Students or Parents of Students

Determine who is allowed to claim the dependency exemption

College students who between 18 and 23 years old on the last day of the year are usually claimed as dependents on their parent’s tax return if they are enrolled at least half-time for 5 months of the year, they have not lived on their own for more than half of the year, and they are not paying for all of their support. The person who claims the dependency exemption is also the one who claims the education credit for a student.

Federal Grants or Financial Aid

This money is not considered taxable. It is also not included when figuring the amount of education credit.

Scholarships Received

If the scholarship was sent directly to the college, the amount will be applied toward tuition. This will reduce the amount of expense that can be used in figuring the education credit. If the scholarship was sent to the student, they can choose to apply it toward their education expenses or claim it as income and pay the tax. Unless the maximum education credit is already being received, it is usually better for a student to pay tax on scholarship income than apply it toward their education and thereby reduce their education credit.

Amount paid for tuition and fees

This is the total amount paid during the year by the student or someone else, regardless of what year the education is received. Tuition paid with a loan is considered as being paid with cash and can be included in figuring the education credit or deduction. Always verify your financial records with the information listed on the 1098-T provided by your college. If your records differ from the college and you have receipts that show proof, you can use your figures instead.

Amount paid for books and supplies

Students are able to include the cost of purchasing books, supplies, and equipment REQUIRED for the course when figuring their education tax credit. A computer and its components is only included in these expenses if it is required in order to attend the class. Always keep receipts for purchases. Keeping the class syllabus with your tax records is a good idea if it shows the required textbooks.

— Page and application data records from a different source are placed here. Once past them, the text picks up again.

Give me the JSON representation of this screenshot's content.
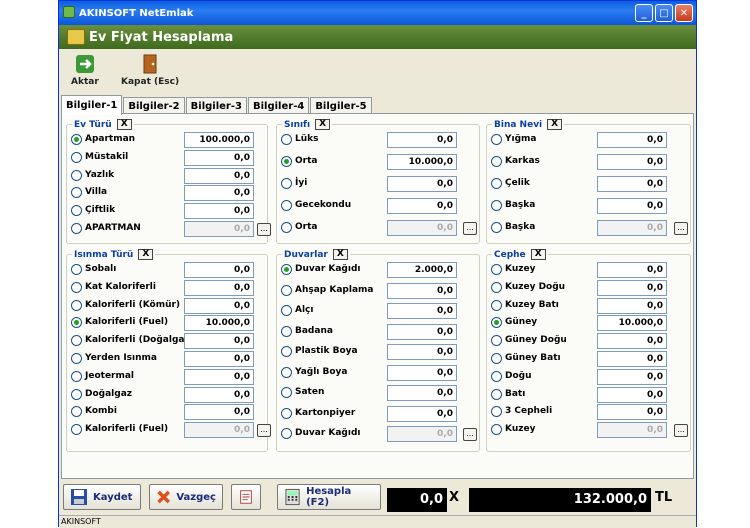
{
  "app_title": "AKINSOFT NetEmlak",
  "header_title": "Ev Fiyat Hesaplama",
  "toolbar": {
    "aktar": "Aktar",
    "kapat": "Kapat (Esc)"
  },
  "tabs": [
    "Bilgiler-1",
    "Bilgiler-2",
    "Bilgiler-3",
    "Bilgiler-4",
    "Bilgiler-5"
  ],
  "x_label": "X",
  "dots_label": "...",
  "groups": {
    "ev_turu": {
      "title": "Ev Türü",
      "items": [
        {
          "label": "Apartman",
          "value": "100.000,0",
          "selected": true
        },
        {
          "label": "Müstakil",
          "value": "0,0"
        },
        {
          "label": "Yazlık",
          "value": "0,0"
        },
        {
          "label": "Villa",
          "value": "0,0"
        },
        {
          "label": "Çiftlik",
          "value": "0,0"
        },
        {
          "label": "APARTMAN",
          "value": "0,0"
        }
      ]
    },
    "sinifi": {
      "title": "Sınıfı",
      "items": [
        {
          "label": "Lüks",
          "value": "0,0"
        },
        {
          "label": "Orta",
          "value": "10.000,0",
          "selected": true
        },
        {
          "label": "İyi",
          "value": "0,0"
        },
        {
          "label": "Gecekondu",
          "value": "0,0"
        },
        {
          "label": "Orta",
          "value": "0,0"
        }
      ]
    },
    "bina_nevi": {
      "title": "Bina Nevi",
      "items": [
        {
          "label": "Yığma",
          "value": "0,0"
        },
        {
          "label": "Karkas",
          "value": "0,0"
        },
        {
          "label": "Çelik",
          "value": "0,0"
        },
        {
          "label": "Başka",
          "value": "0,0"
        },
        {
          "label": "Başka",
          "value": "0,0"
        }
      ]
    },
    "isinma": {
      "title": "Isınma Türü",
      "items": [
        {
          "label": "Sobalı",
          "value": "0,0"
        },
        {
          "label": "Kat Kaloriferli",
          "value": "0,0"
        },
        {
          "label": "Kaloriferli (Kömür)",
          "value": "0,0"
        },
        {
          "label": "Kaloriferli (Fuel)",
          "value": "10.000,0",
          "selected": true
        },
        {
          "label": "Kaloriferli (Doğalgaz)",
          "value": "0,0"
        },
        {
          "label": "Yerden Isınma",
          "value": "0,0"
        },
        {
          "label": "Jeotermal",
          "value": "0,0"
        },
        {
          "label": "Doğalgaz",
          "value": "0,0"
        },
        {
          "label": "Kombi",
          "value": "0,0"
        },
        {
          "label": "Kaloriferli (Fuel)",
          "value": "0,0"
        }
      ]
    },
    "duvarlar": {
      "title": "Duvarlar",
      "items": [
        {
          "label": "Duvar Kağıdı",
          "value": "2.000,0",
          "selected": true
        },
        {
          "label": "Ahşap Kaplama",
          "value": "0,0"
        },
        {
          "label": "Alçı",
          "value": "0,0"
        },
        {
          "label": "Badana",
          "value": "0,0"
        },
        {
          "label": "Plastik Boya",
          "value": "0,0"
        },
        {
          "label": "Yağlı Boya",
          "value": "0,0"
        },
        {
          "label": "Saten",
          "value": "0,0"
        },
        {
          "label": "Kartonpiyer",
          "value": "0,0"
        },
        {
          "label": "Duvar Kağıdı",
          "value": "0,0"
        }
      ]
    },
    "cephe": {
      "title": "Cephe",
      "items": [
        {
          "label": "Kuzey",
          "value": "0,0"
        },
        {
          "label": "Kuzey Doğu",
          "value": "0,0"
        },
        {
          "label": "Kuzey Batı",
          "value": "0,0"
        },
        {
          "label": "Güney",
          "value": "10.000,0",
          "selected": true
        },
        {
          "label": "Güney Doğu",
          "value": "0,0"
        },
        {
          "label": "Güney Batı",
          "value": "0,0"
        },
        {
          "label": "Doğu",
          "value": "0,0"
        },
        {
          "label": "Batı",
          "value": "0,0"
        },
        {
          "label": "3 Cepheli",
          "value": "0,0"
        },
        {
          "label": "Kuzey",
          "value": "0,0"
        }
      ]
    }
  },
  "bottom": {
    "kaydet": "Kaydet",
    "vazgec": "Vazgeç",
    "hesapla": "Hesapla (F2)",
    "factor": "0,0",
    "times": "X",
    "total": "132.000,0",
    "currency": "TL"
  },
  "status": "AKINSOFT",
  "colors": {
    "title_bar": "#0a5fe0",
    "header": "#4e7a2a",
    "group_title": "#0a3fa6",
    "selected_radio": "#21a121"
  }
}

Parking expense

This may be deductible if the education is required by an employer. If scholarship funds are sent directly to the student, they can be applied toward parking or other student expenses. This allows more out-of-pocket dollars to be applied toward tuition, fees, and education expenses. Scholarship money used in this way is taxable, but if other income is low your tax rate will likely be 10% or you may owe no tax at all. Showing more cash paid for tuition, means a larger Education Tax Credit.

Travel mileage

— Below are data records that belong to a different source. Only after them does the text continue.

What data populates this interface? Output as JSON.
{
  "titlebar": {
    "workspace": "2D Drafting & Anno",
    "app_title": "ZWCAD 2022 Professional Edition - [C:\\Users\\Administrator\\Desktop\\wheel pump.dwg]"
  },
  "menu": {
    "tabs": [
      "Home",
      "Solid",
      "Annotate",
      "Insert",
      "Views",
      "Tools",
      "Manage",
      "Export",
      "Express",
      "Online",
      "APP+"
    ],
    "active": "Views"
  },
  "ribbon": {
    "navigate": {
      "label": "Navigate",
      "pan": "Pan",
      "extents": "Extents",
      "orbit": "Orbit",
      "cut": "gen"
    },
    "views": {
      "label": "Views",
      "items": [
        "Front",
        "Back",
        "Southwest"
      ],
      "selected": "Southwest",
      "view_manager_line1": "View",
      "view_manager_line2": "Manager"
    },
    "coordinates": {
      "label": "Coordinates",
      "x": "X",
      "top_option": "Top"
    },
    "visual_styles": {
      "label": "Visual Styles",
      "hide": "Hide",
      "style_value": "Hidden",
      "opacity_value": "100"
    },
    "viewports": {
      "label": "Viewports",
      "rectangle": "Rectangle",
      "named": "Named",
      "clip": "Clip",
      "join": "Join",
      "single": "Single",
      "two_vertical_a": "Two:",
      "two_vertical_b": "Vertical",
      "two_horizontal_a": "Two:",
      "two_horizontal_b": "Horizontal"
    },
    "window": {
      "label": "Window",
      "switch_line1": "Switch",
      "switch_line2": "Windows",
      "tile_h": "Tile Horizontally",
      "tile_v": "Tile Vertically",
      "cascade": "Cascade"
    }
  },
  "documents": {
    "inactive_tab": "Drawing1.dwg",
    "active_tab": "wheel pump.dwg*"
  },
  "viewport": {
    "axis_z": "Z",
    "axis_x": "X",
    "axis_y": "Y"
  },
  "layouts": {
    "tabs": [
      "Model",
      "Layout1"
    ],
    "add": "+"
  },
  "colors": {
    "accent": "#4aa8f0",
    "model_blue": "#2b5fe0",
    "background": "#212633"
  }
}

If education is required by your employer as a condition of employment, the mileage traveled to school may be deductible, but only if you can exceed your standard deduction by itemizing. Because of this, most young college students cannot deduct their school mileage. If a mileage deduction is possible, you will need to keep a mileage log including the date and total miles each day. Mileage driving to or from your home directly is not deductible, only the miles between work and school.